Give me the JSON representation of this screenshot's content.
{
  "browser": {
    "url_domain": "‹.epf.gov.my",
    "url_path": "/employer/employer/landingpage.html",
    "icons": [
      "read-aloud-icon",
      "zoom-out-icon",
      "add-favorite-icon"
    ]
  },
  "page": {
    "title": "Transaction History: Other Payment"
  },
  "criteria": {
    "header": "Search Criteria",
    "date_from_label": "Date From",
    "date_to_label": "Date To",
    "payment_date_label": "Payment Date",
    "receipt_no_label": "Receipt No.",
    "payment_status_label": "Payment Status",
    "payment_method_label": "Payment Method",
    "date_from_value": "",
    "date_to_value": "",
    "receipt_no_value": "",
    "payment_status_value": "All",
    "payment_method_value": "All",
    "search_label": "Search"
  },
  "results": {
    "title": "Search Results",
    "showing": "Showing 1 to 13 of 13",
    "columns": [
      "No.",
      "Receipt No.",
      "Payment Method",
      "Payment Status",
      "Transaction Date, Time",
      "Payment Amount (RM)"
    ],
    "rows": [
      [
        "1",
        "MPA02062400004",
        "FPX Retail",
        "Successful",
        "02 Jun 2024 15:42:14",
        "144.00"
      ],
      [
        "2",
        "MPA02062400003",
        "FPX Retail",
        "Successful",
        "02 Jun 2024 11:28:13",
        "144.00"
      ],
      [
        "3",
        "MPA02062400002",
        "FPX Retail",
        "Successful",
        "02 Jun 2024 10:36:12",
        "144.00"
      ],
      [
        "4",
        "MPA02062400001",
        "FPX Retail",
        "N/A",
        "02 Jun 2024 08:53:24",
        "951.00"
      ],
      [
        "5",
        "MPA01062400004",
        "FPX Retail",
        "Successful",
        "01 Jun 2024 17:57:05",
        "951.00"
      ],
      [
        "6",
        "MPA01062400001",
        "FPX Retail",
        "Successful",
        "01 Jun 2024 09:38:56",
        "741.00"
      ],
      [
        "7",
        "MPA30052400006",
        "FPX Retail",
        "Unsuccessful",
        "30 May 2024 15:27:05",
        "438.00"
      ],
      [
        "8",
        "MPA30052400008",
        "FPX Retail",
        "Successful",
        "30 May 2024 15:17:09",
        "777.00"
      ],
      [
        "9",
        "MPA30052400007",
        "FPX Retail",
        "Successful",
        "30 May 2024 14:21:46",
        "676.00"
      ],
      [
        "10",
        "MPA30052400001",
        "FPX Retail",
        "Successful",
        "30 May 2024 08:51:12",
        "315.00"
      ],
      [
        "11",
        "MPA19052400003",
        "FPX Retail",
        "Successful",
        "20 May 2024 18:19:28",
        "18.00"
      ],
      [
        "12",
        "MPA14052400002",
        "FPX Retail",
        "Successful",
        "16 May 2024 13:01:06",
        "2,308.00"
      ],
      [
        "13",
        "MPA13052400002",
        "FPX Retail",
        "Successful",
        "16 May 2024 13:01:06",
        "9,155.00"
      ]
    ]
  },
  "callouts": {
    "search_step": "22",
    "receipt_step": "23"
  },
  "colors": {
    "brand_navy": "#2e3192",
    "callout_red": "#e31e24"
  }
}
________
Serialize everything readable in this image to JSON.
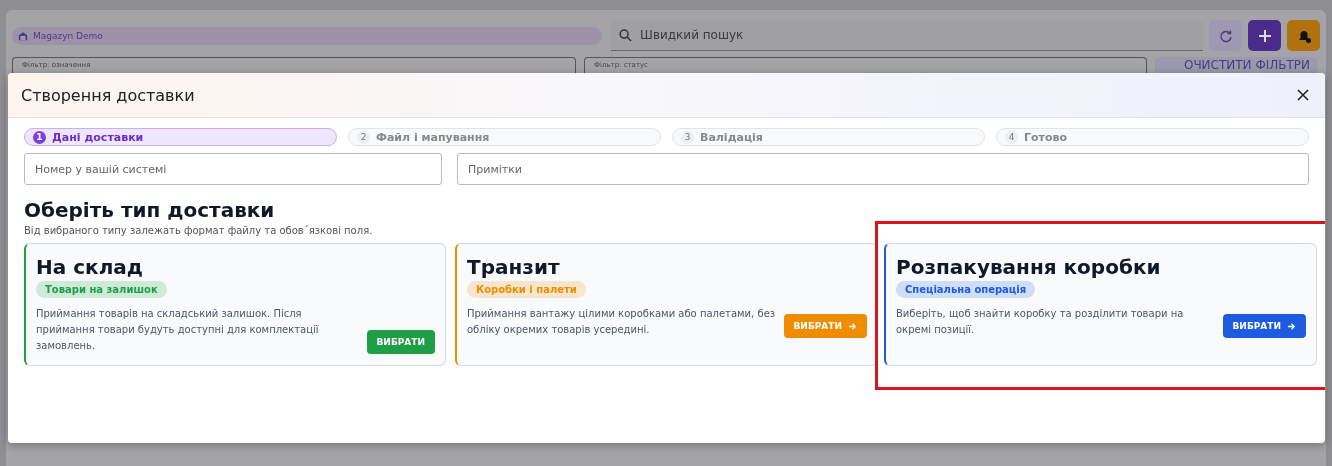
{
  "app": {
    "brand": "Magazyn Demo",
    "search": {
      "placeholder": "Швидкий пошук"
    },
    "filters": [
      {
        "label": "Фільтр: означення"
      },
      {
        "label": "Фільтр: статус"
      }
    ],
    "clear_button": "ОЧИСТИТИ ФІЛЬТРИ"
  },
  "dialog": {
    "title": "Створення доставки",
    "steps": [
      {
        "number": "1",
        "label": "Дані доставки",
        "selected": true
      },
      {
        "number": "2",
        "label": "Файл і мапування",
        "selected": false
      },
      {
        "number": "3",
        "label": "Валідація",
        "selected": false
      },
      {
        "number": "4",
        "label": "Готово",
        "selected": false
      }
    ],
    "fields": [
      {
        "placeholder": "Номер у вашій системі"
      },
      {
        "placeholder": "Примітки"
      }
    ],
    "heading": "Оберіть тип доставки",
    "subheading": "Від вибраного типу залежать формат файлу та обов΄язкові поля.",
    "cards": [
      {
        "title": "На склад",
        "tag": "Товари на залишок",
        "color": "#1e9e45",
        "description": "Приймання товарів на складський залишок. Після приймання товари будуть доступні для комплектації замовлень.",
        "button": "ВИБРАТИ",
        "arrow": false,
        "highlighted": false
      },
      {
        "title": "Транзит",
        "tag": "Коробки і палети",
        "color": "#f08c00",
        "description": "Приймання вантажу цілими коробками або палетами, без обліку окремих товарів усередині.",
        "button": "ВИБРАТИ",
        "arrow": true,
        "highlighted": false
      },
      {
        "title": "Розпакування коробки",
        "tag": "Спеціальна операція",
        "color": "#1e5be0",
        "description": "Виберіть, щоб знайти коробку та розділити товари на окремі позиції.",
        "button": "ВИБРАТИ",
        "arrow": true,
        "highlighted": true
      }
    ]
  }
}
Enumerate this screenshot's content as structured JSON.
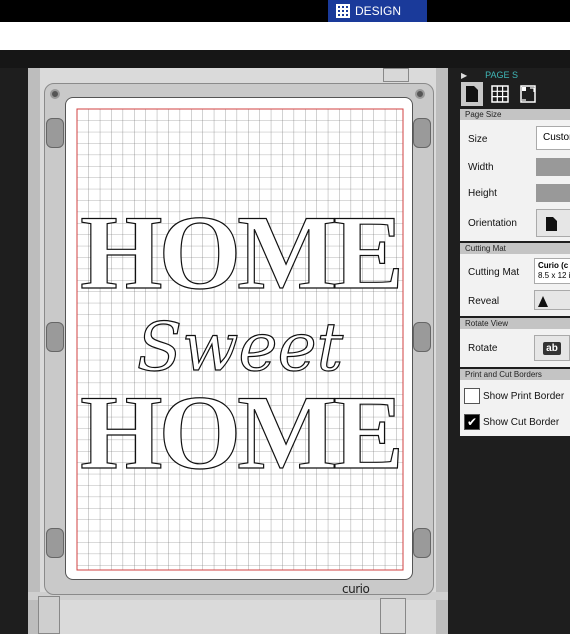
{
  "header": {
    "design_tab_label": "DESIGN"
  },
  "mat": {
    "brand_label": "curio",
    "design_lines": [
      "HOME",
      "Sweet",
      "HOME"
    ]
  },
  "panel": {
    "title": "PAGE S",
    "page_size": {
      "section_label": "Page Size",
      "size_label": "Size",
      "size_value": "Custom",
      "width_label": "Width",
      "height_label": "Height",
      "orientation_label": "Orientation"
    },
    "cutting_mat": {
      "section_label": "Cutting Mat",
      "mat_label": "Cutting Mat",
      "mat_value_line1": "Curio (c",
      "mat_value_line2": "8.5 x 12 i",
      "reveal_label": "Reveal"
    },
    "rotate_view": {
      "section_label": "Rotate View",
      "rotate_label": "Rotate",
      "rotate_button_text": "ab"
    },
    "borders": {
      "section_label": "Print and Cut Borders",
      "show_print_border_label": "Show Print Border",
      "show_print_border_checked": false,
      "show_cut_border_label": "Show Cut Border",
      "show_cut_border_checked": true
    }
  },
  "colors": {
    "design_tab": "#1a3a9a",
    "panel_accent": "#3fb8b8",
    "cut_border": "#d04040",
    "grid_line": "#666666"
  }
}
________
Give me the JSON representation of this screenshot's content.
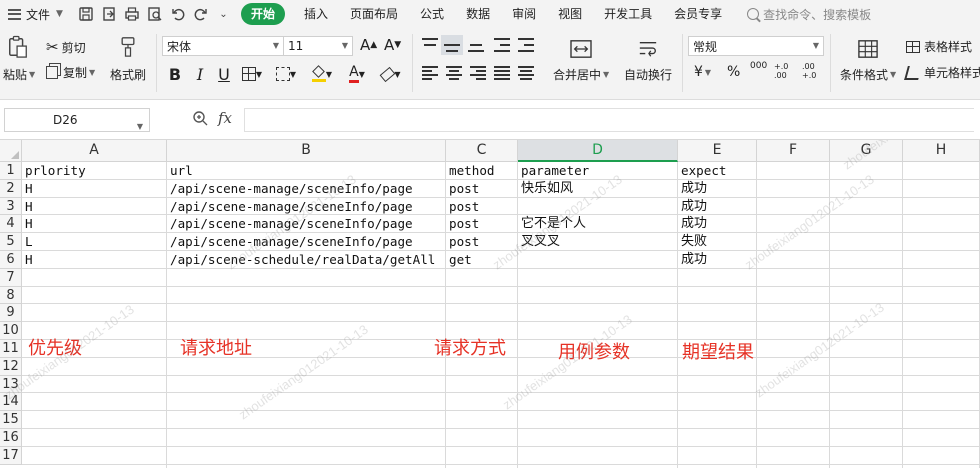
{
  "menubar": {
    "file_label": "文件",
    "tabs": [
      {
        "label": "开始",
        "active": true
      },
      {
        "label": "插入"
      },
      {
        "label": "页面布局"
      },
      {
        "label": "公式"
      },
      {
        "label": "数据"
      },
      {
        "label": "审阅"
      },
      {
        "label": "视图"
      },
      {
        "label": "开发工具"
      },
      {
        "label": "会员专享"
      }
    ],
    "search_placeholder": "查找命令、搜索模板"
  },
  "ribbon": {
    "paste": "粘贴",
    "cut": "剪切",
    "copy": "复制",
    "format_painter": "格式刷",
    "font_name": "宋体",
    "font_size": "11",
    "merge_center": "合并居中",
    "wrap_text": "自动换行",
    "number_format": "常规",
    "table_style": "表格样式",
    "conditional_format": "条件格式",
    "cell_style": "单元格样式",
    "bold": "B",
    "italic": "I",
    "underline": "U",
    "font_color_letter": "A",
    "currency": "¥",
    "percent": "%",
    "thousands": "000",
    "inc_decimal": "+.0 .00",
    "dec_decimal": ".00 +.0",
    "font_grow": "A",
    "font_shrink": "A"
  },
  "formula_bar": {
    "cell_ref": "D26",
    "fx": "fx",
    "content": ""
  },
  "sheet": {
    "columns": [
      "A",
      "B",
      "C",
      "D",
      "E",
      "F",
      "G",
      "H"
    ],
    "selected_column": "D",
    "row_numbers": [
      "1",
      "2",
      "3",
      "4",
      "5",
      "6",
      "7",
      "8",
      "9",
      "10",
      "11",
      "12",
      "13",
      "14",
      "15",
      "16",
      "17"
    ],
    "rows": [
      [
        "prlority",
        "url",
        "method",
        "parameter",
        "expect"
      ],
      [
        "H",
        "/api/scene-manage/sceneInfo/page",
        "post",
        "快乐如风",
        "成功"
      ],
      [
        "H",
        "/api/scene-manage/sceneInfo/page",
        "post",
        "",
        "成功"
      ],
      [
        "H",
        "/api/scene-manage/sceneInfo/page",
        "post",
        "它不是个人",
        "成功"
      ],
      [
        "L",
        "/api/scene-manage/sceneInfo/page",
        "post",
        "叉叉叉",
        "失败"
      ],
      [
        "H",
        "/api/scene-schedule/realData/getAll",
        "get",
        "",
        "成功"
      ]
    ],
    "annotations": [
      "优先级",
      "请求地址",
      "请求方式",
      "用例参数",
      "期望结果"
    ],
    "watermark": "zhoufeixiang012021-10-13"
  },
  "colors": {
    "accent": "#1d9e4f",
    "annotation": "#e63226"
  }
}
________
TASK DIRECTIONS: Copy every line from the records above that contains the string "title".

WRITTEN ANSWER:
    "title": "Transaction History: Other Payment"
    "title": "Search Results",
    "title": "Створення доставки",
        "title": "На склад",
        "title": "Транзит",
        "title": "Розпакування коробки",
    "title": "PAGE S",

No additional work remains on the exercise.